The world champions worked with former Dancing with the Stars professional Elena Grinenko to perfect their moves and to add authenticity to the routine.
"She was great at choreographing a few little sections, and then also helped us get in tune with little movements throughout [the program]," White said.
Young U.S. teams ready to shine
Newly teamed Madison Hubbell and Zachary Donahue have already made a big splash this season, winning gold at the Nebelhorn Trophy last month, and they're hoping for the same type of consistency at Skate America.
"We've been working on getting the levels [of our elements] every time we train," Donohue said "At Nebelhorn, our short dance didn't get all of the levels we needed, mostly in the Rumba sequences, so that has been a focus."
The 20-year-old skater credits a Detroit Skating Club coaching team headed by Pasquale Camerlengo and Angelica Krylova, and including Massimo Scali, Liz Punsalan-Swallow and Natalia Annenko-Deller, for the team's fast success.
"Everything has been falling into place for us," he said. "Pasquale and the entire team are just really irreplaceable. Having such a fantastic training base has definitely helped with how far we've come."
Isabella Cannuscio and Ian Lorello used last month's Challenge Cup in Philadelphia as a tune-up for Skate America, and are they ever glad they did.
The skaters, who train at the University of Delaware under coaches Karen Ludington, Sasha Kirsanov and Christie Moxley, placed a surprising third in the free dance after several deductions.
"It was really enlightening," Lorello, 21, said. "We got a lot of deductions, including one for an extra lift -- it was a little jump move [the technical panel] counted as a lift -- and an overtime [too long] lift.
"We also didn't get some of the levels we wanted, so we lost a lot of points.
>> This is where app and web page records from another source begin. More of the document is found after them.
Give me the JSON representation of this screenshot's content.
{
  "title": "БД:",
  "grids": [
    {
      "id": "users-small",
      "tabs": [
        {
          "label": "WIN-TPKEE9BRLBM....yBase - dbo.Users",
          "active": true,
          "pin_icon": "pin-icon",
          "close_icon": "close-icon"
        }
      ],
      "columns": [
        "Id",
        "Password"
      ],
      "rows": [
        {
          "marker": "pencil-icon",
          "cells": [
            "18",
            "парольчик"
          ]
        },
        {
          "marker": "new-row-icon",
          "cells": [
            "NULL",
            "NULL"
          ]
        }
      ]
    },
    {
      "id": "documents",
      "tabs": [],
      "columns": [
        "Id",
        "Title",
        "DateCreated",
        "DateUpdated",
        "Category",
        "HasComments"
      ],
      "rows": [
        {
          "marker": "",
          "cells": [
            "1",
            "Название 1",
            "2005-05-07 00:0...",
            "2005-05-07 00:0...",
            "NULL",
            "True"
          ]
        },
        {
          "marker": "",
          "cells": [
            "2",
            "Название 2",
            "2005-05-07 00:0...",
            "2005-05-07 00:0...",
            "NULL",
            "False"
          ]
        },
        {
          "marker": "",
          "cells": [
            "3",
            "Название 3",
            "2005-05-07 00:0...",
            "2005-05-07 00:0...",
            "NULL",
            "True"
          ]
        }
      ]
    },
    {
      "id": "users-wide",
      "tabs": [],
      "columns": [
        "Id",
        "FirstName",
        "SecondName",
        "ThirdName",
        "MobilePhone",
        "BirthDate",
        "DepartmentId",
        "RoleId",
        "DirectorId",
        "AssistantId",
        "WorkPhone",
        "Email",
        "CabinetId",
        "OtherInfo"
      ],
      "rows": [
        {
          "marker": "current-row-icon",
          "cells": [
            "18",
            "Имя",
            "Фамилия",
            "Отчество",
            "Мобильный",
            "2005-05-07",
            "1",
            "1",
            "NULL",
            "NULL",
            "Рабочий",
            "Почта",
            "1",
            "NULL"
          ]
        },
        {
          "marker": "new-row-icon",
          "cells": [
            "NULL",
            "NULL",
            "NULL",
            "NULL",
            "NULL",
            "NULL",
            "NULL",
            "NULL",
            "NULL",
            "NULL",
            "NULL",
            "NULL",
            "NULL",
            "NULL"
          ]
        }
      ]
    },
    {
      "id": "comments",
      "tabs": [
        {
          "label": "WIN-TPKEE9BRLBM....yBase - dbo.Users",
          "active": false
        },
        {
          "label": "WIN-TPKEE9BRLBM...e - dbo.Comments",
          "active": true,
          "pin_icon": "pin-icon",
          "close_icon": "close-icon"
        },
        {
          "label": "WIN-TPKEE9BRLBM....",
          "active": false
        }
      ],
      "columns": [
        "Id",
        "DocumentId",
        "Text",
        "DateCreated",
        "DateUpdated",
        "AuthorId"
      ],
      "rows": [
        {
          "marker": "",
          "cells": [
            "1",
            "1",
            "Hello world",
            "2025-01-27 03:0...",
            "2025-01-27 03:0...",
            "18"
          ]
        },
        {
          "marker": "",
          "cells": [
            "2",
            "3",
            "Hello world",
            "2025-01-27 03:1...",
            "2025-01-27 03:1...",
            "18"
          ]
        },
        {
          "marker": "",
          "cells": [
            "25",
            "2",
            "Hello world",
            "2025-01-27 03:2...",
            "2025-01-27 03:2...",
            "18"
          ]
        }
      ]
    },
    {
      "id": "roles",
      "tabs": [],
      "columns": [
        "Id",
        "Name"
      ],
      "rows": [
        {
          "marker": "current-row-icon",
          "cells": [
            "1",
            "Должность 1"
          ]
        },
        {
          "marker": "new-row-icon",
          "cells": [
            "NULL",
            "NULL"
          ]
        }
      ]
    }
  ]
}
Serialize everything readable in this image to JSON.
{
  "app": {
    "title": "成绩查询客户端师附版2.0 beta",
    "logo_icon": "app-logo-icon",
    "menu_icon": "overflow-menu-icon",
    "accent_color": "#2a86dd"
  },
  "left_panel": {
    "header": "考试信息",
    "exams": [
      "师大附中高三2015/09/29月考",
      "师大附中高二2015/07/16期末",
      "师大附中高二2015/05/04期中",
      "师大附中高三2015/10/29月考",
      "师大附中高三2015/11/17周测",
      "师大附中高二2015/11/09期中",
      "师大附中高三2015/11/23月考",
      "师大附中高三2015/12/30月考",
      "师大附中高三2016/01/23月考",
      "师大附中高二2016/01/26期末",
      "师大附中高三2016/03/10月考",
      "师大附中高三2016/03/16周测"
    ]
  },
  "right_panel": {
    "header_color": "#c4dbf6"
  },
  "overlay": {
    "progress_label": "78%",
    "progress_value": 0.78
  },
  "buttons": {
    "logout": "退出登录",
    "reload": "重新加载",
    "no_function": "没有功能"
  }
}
Obviously, we've made some changes and fixed some things, so it ended up being a very productive competition."
Cannuscio feels their free dance to selections from Les Miserables is now primed and ready.
"We were glad to get everything out there and make all of our mistakes early," the 20-year-old said."
European champions Nathalie Pechalat and Fabian Bourzat, who train with Hubbell and Donohue at DSC, will likely challenge the Americans for the title. The French champions, who narrowly missed world bronze last season when they fell at the start of a step sequence, received positive feedback for their new "Mummy and Pharaoh" free dance at the recent French Masters event.